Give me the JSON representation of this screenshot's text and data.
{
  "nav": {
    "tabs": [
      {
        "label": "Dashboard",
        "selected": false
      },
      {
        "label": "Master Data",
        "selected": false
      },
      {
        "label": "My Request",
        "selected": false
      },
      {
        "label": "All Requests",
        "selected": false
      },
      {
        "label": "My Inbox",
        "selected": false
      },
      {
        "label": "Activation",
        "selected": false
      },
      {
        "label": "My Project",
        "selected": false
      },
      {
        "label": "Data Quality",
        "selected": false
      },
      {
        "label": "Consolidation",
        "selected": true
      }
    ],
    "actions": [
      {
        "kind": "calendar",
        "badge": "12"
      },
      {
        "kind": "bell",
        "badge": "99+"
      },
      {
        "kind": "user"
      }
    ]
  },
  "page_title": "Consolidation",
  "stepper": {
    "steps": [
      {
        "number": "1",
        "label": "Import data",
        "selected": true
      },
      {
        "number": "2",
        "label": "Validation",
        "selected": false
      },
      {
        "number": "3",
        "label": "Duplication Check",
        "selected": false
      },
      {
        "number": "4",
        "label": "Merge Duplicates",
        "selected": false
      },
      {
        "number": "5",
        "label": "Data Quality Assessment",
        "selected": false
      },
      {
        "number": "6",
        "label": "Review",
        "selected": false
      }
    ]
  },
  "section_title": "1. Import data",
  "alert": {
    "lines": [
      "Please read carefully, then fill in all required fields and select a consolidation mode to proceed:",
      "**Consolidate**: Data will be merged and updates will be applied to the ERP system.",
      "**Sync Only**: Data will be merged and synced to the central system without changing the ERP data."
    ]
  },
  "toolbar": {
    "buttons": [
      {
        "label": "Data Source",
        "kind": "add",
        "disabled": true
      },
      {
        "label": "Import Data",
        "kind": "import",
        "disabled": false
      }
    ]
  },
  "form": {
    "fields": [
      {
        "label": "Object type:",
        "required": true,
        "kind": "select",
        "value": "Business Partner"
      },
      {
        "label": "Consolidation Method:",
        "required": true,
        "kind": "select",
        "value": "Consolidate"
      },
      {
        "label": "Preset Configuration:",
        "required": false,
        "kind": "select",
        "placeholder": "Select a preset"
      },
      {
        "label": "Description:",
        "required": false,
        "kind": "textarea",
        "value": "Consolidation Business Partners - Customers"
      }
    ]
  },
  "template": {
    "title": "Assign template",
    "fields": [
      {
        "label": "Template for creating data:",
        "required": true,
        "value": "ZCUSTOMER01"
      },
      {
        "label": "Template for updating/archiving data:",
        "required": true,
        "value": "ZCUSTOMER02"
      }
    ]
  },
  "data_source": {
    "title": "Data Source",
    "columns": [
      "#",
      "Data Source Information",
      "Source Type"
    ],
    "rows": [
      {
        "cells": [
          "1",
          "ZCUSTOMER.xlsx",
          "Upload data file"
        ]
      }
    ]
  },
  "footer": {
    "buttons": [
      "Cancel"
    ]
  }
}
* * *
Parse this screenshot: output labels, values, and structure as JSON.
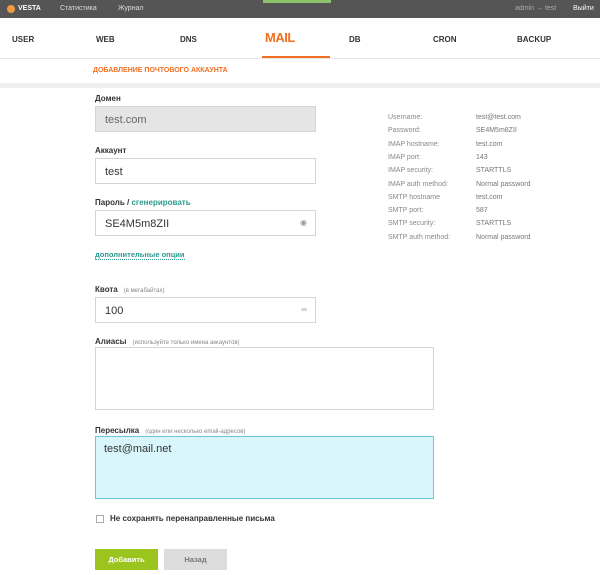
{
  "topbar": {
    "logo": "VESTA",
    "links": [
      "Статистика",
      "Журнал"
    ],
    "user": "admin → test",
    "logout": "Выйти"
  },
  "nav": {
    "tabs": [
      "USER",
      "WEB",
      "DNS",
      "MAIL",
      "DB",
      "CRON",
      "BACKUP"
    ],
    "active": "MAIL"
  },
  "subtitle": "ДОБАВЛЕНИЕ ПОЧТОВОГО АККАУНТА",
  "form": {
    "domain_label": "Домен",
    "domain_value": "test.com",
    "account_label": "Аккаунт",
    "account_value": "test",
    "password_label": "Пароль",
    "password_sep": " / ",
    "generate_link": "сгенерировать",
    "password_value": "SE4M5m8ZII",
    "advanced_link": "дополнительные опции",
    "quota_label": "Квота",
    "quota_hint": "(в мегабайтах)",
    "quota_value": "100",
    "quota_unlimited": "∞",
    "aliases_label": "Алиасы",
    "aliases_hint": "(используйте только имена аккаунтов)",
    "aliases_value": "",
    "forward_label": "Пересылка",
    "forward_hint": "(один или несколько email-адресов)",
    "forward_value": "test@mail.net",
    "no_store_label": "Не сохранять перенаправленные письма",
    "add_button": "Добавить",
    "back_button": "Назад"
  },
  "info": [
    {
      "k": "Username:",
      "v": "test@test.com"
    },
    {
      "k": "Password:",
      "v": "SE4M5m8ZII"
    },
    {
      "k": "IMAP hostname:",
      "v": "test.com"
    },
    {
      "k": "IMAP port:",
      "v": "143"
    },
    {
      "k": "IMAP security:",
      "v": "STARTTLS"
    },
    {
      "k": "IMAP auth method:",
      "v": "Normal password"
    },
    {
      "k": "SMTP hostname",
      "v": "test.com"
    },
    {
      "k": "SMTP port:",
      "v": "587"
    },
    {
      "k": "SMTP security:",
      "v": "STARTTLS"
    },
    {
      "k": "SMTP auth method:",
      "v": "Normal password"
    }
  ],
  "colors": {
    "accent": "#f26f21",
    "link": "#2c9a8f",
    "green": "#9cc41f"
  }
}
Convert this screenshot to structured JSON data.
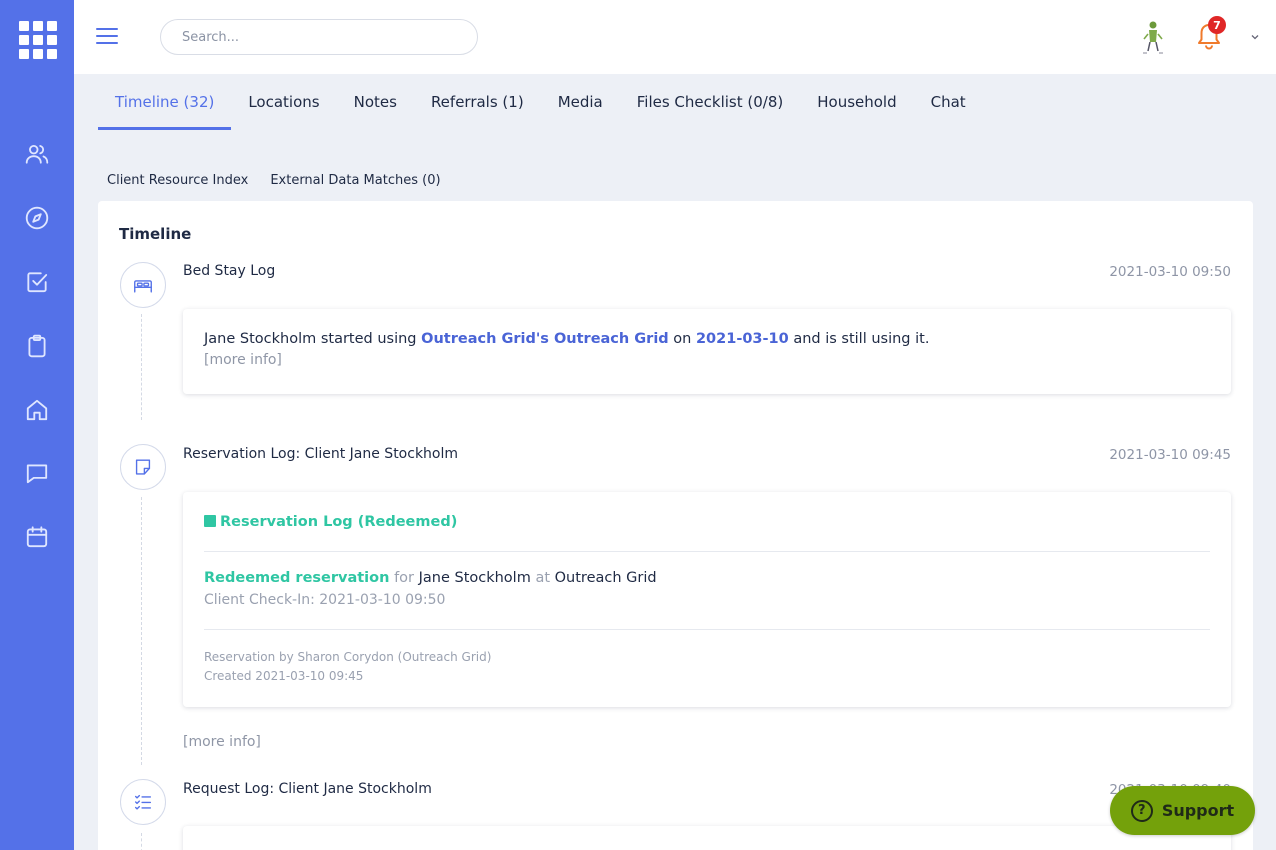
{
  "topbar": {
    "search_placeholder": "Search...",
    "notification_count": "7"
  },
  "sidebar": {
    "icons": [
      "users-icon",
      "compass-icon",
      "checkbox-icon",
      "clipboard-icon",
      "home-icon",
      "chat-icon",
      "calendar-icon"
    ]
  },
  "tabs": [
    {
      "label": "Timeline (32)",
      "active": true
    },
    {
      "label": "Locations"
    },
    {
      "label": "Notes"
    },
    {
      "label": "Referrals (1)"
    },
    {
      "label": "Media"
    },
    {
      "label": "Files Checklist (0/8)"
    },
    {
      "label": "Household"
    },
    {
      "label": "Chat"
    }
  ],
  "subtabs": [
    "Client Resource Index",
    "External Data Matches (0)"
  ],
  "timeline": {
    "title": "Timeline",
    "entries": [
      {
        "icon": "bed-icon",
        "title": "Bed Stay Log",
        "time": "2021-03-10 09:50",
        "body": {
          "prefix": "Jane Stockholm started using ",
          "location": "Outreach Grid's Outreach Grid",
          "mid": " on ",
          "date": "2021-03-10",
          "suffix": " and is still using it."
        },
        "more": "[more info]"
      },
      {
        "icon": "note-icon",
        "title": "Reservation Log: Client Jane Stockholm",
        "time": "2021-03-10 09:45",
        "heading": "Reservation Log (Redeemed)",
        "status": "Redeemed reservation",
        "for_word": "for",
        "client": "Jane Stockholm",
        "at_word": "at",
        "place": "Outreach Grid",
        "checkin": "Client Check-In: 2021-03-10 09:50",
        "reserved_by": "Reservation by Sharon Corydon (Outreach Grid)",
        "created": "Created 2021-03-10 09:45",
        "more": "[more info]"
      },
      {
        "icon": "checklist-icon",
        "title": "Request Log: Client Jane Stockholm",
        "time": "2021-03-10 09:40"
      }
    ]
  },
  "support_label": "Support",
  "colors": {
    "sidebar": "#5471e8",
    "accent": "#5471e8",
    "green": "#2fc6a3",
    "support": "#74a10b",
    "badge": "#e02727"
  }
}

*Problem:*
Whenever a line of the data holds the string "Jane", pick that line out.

*Response box:*
          "prefix": "Jane Stockholm started using ",
        "title": "Reservation Log: Client Jane Stockholm",
        "client": "Jane Stockholm",
        "title": "Request Log: Client Jane Stockholm",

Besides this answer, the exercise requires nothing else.